This Is Not A Test

We don’t seek the painful experiences that hew our identities, but we seek our identities in the wake of painful experiences. We cannot bear a pointless torment, but we can endure great pain if we believe it’s purposeful. Ease makes less of an impression on us than struggle. We could have been ourselves without our delights, but not without the misfortunes that drive our search for meaning.
— Andrew Sullivan
Image source: Pexels

Image source: Pexels

I had a dream recently in which I found myself scaling a sheer rock wall with nary a rope to keep me from plummeting hundreds of feet to my death. This is not something I am wont to do.*

I was alone, and was wedged into what I suppose rock climbers (which I am not) would call a chimney. The backpack I was carrying was filled with things of portent. Though I didn't know what was in it, the contents were important enough that I didn't ditch the bag even as it snagged on the rough walls of the rock chimney I was inching myself up.

Despite being very aware, in my dream, of the precariousness of my situation I was surprised at my equanimity and calm.

I was in no a rush, yet I was not tarrying. I moved with intent, mindful of every inch of sheer rock wall I gained.

I didn't know where I was going, but it seemed important that I get there, important enough for me to climb straight up a rock wall, alone, without any ropes or protection of any kind.

I didn't know the nature of the "baggage" I was carrying in my backpack, but I knew it had to come wherever I was going. I was responsible for it with my life.

But most importantly: I was not afraid.

Upon waking from this dream I lay in bed for quite some time thinking about this virtual experience birthed by my subconscious metaphor machine. I came to the conclusion that my unconscious mind wanted to show me a glimpse of my best self, the version of Dick Sloane I always aspire to be but which I all too often fall short of.

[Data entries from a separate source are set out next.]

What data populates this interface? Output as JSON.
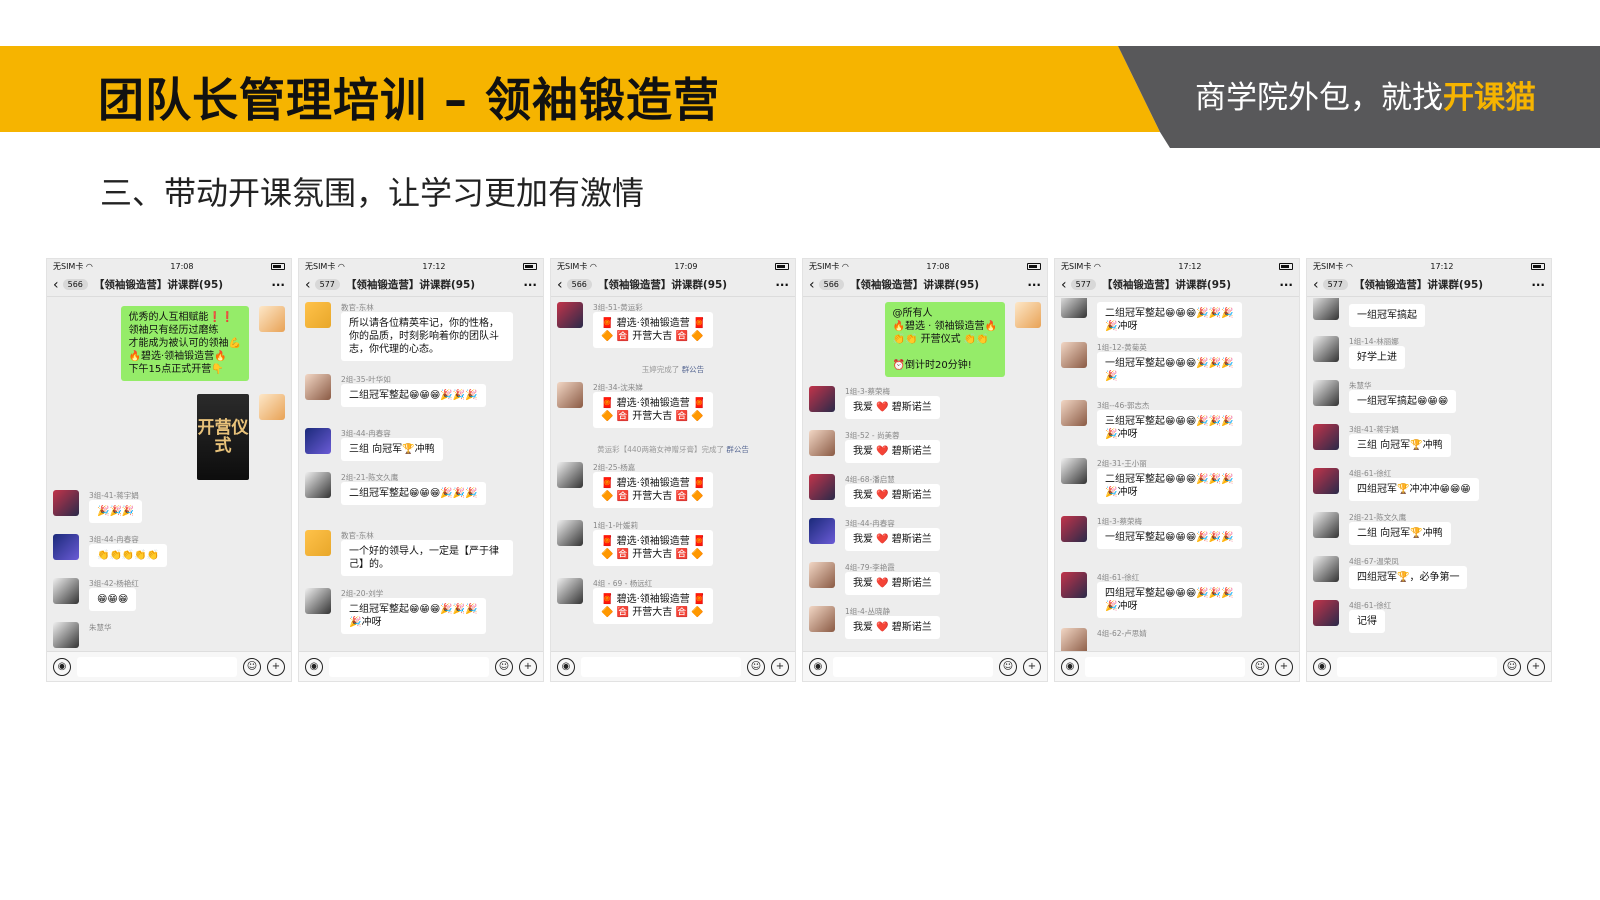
{
  "slide": {
    "title": "团队长管理培训 – 领袖锻造营",
    "slogan_prefix": "商学院外包，就找",
    "slogan_brand": "开课猫",
    "section_heading": "三、带动开课氛围，让学习更加有激情",
    "colors": {
      "banner": "#f6b400",
      "banner_dark": "#58585a"
    }
  },
  "phones": [
    {
      "carrier": "无SIM卡",
      "time": "17:08",
      "back_count": "566",
      "group_title": "【领袖锻造营】讲课群(95)",
      "messages": [
        {
          "text": "优秀的人互相赋能❗❗\n领袖只有经历过磨练\n才能成为被认可的领袖💪\n🔥碧选·领袖锻造营🔥\n下午15点正式开营👇"
        },
        {
          "text": "开营仪式"
        },
        {
          "sender": "3组-41-蒋宇娟",
          "text": "🎉🎉🎉"
        },
        {
          "sender": "3组-44-冉春容",
          "text": "👏👏👏👏👏"
        },
        {
          "sender": "3组-42-杨艳红",
          "text": "😁😁😁"
        },
        {
          "sender": "朱慧华",
          "text": ""
        }
      ]
    },
    {
      "carrier": "无SIM卡",
      "time": "17:12",
      "back_count": "577",
      "group_title": "【领袖锻造营】讲课群(95)",
      "messages": [
        {
          "sender": "教官-东林",
          "text": "所以请各位精英牢记，你的性格，你的品质，时刻影响着你的团队斗志，你代理的心态。"
        },
        {
          "sender": "2组-35-叶华如",
          "text": "二组冠军整起😁😁😁🎉🎉🎉"
        },
        {
          "sender": "3组-44-冉春容",
          "text": "三组 向冠军🏆冲鸭"
        },
        {
          "sender": "2组-21-陈文久鹰",
          "text": "二组冠军整起😁😁😁🎉🎉🎉"
        },
        {
          "sender": "教官-东林",
          "text": "一个好的领导人，一定是【严于律己】的。"
        },
        {
          "sender": "2组-20-刘学",
          "text": "二组冠军整起😁😁😁🎉🎉🎉\n🎉冲呀"
        }
      ]
    },
    {
      "carrier": "无SIM卡",
      "time": "17:09",
      "back_count": "566",
      "group_title": "【领袖锻造营】讲课群(95)",
      "messages": [
        {
          "sender": "3组-51-黄运彩",
          "text": "🧧 碧选·领袖锻造营 🧧\n🔶 🈴 开营大吉 🈴 🔶"
        },
        {
          "sys": "玉婷完成了",
          "link": "群公告"
        },
        {
          "sender": "2组-34-沈来娣",
          "text": "🧧 碧选·领袖锻造营 🧧\n🔶 🈴 开营大吉 🈴 🔶"
        },
        {
          "sys": "黄运彩【440两箱女神赠牙膏】完成了",
          "link": "群公告"
        },
        {
          "sender": "2组-25-杨嘉",
          "text": "🧧 碧选·领袖锻造营 🧧\n🔶 🈴 开营大吉 🈴 🔶"
        },
        {
          "sender": "1组-1-叶媛莉",
          "text": "🧧 碧选·领袖锻造营 🧧\n🔶 🈴 开营大吉 🈴 🔶"
        },
        {
          "sender": "4组 - 69 - 杨远红",
          "text": "🧧 碧选·领袖锻造营 🧧\n🔶 🈴 开营大吉 🈴 🔶"
        }
      ]
    },
    {
      "carrier": "无SIM卡",
      "time": "17:08",
      "back_count": "566",
      "group_title": "【领袖锻造营】讲课群(95)",
      "messages": [
        {
          "text": "@所有人\n🔥碧选 · 领袖锻造营🔥\n👏👏 开营仪式 👏👏\n\n⏰倒计时20分钟!"
        },
        {
          "sender": "1组-3-蔡荣梅",
          "text": "我爱 ❤️ 碧斯诺兰"
        },
        {
          "sender": "3组-52 - 尚美蓉",
          "text": "我爱 ❤️ 碧斯诺兰"
        },
        {
          "sender": "4组-68-潘启慧",
          "text": "我爱 ❤️ 碧斯诺兰"
        },
        {
          "sender": "3组-44-冉春容",
          "text": "我爱 ❤️ 碧斯诺兰"
        },
        {
          "sender": "4组-79-李艳霞",
          "text": "我爱 ❤️ 碧斯诺兰"
        },
        {
          "sender": "1组-4-丛晓静",
          "text": "我爱 ❤️ 碧斯诺兰"
        }
      ]
    },
    {
      "carrier": "无SIM卡",
      "time": "17:12",
      "back_count": "577",
      "group_title": "【领袖锻造营】讲课群(95)",
      "messages": [
        {
          "sender": "",
          "text": "二组冠军整起😁😁😁🎉🎉🎉\n🎉冲呀"
        },
        {
          "sender": "1组-12-黄菊英",
          "text": "一组冠军整起😁😁😁🎉🎉🎉\n🎉"
        },
        {
          "sender": "3组--46-郭志杰",
          "text": "三组冠军整起😁😁😁🎉🎉🎉\n🎉冲呀"
        },
        {
          "sender": "2组-31-王小丽",
          "text": "二组冠军整起😁😁😁🎉🎉🎉\n🎉冲呀"
        },
        {
          "sender": "1组-3-蔡荣梅",
          "text": "一组冠军整起😁😁😁🎉🎉🎉"
        },
        {
          "sender": "4组-61-徐红",
          "text": "四组冠军整起😁😁😁🎉🎉🎉\n🎉冲呀"
        },
        {
          "sender": "4组-62-卢思婧",
          "text": ""
        }
      ]
    },
    {
      "carrier": "无SIM卡",
      "time": "17:12",
      "back_count": "577",
      "group_title": "【领袖锻造营】讲课群(95)",
      "messages": [
        {
          "sender": "",
          "text": "一组冠军搞起"
        },
        {
          "sender": "1组-14-林丽娜",
          "text": "好学上进"
        },
        {
          "sender": "朱慧华",
          "text": "一组冠军搞起😁😁😁"
        },
        {
          "sender": "3组-41-蒋宇娟",
          "text": "三组 向冠军🏆冲鸭"
        },
        {
          "sender": "4组-61-徐红",
          "text": "四组冠军🏆冲冲冲😁😁😁"
        },
        {
          "sender": "2组-21-陈文久鹰",
          "text": "二组 向冠军🏆冲鸭"
        },
        {
          "sender": "4组-67-温荣凤",
          "text": "四组冠军🏆，必争第一"
        },
        {
          "sender": "4组-61-徐红",
          "text": "记得"
        }
      ]
    }
  ],
  "icons": [
    "back-chevron-icon",
    "more-icon",
    "voice-icon",
    "emoji-icon",
    "plus-icon"
  ]
}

I admit with some shame that I have typically spent far too much of my mental energy managing my baser instincts, hoping that the better angels of my nature will prevail in the battle for my heart, mind and mouth. I have gotten better though I am not yet Superior.

There's always tomorrow though. Which is why I always "welcome it as the very best day of all," as Seneca exhorts.

Because every day has the potential to be the best day of all, even when things appear bleakest. Even when something unexpected or annoying or uncomfortable or even awful happens, something that wasn't part of the script but which forces a reckoning you cannot ignore. These are the challenging times that beget growth, that mold our character, that enable us to endure. When you can feel gratitude for such opportunities you know that you have become Superior.

Everything I've been through during my passage into middle age -- cancer, career stagnation, the end of my marriage and then believing in love again -- prepared me for the ascent of that rock wall. Those singular and life-altering reckonings led me, like a trail of existential bread crumbs, to the base of that cliff. How did I know I was ready for the journey? I didn't, but up I climbed anyway. Fearless, confident, with purpose.

The thing about the wall: I knew that there was only this one chance. There weren't going to be any do-overs or second chances, no changing of the mind. This was where I was, at this specific point in my life, and the only direction available to me was forward. And up. I wasn't thinking about what would come next while up on that wall. There was just the wall, and I knew what I had to do.

This life, the one that we're living right now, is our one chance.

Be bold. Be brave. Take chances. Make mistakes.

Embrace the challenges as they arise, without running away, without hiding. Be prepared to endure pain and maybe even heartbreak. Remember that discomfort is not terminal.

This is the way to become the best version of yourself. This is the way to become Superior.

* I had this dream before I saw Free Solo, the incredible film of Alex Honnold's rope-free climb of Yosemite's El Capitan, but not before I read about it, with much awe, in in the June 2017 issue of National Geographic.